Lawmakers effectively endorsed the president’s pay raise proposal for federal workers Wednesday, although the Senate has yet to weigh in on the issue.
The House on Wednesday voted 220-207 to pass the first minibus fiscal 2023 spending package, effectively endorsing President Biden’s plan to increase federal employees’ pay by an average of 4.6% next year.
The minibus contains six of the 12 annual appropriations bills, including transportation, housing and urban development; agriculture and rural development; energy and water development; military construction and veterans affairs; and financial services and general government, the last of which serves as the vehicle for provisions impacting federal employee compensation.
When Biden first unveiled his fiscal 2023 budget request in March, he proposed providing an average 4.6% pay increase for federal civilian employees and members of the military. Although it is unclear how that figure would be split between an across-the-board increase in basic pay and an average increase in locality pay, presidents typically have set aside 0.5% of the overall raise for average locality pay increases.
A 4.6% average pay raise would mark the largest increase for civilian federal workers in more than two decades—President George W. Bush granted feds a 4.6% average raise in 2002—but some lawmakers and federal employee groups have advocated for an even larger raise of 5.1%, pointing to the paltry 1.0% across-the-board raise the workforce received in 2021 and lack of an increase to locality pay, as well as rising inflation. The 5.1% raise would have been split between a 4.1% across-the-board increase in basic pay and an average 1.0% raise in locality pay.
But throughout the House’s spending talks, appropriators failed to include any language on federal employee compensation. Since Congress must act affirmatively to override a president’s pay plan, that effectively serves as an endorsement of Biden’s proposal.
Prospects for a larger pay raise being included in the Senate’s version of the appropriations bill are dim. The Senate Appropriations Committee has yet to unveil any of its spending bills, but with Democrats only in control via the vice president’s role as tiebreaker of an evenly split chamber, it would be more likely to see the pay raise figure decrease in an effort to secure the 10 GOP votes needed to send the bill to the president for enactment.
The removal of a longstanding policy rider to the House’s version of the spending package could be a boon to federal employees’ non-salary benefits, although it is unlikely to make it into law. Appropriators did not include the Hyde Amendment, a decades-old stipulation that federal dollars cannot go toward abortions. Democrats have been pushing to repeal the provision for several years, although the effort took on renewed urgency with the Supreme Court’s controversial decision last month to overturn Roe v. Wade.
For federal employees, the Hyde Amendment carved abortion-related services out of the long list of procedures covered by insurance through the Federal Employees Health Benefits Program, forcing them to pay out of pocket to obtain those procedures.

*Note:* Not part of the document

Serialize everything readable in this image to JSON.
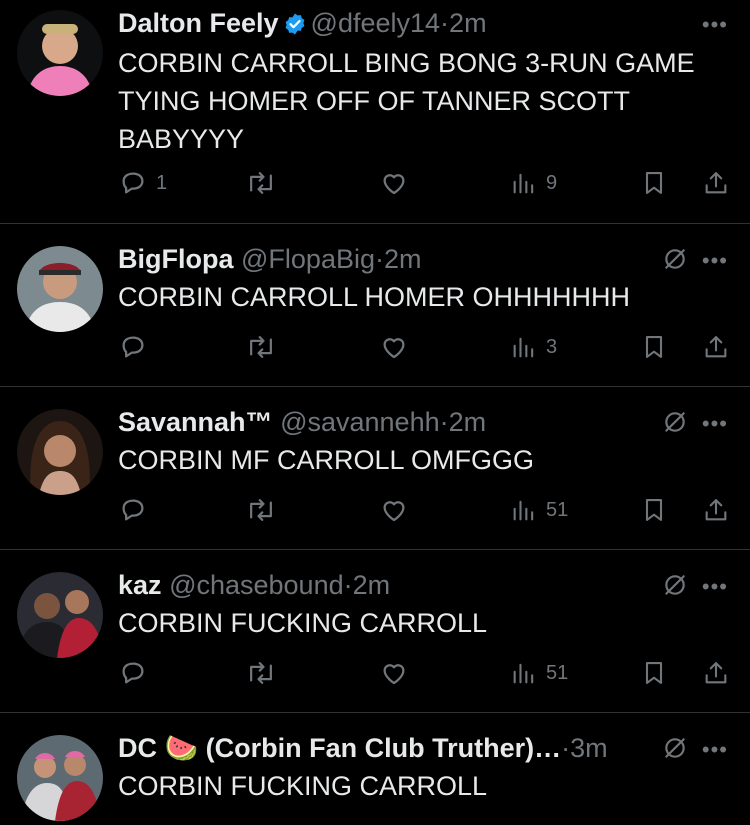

Debate over the future of the amendment could be a sticking point in negotiations between House and Senate as the end of the fiscal year approaches in September.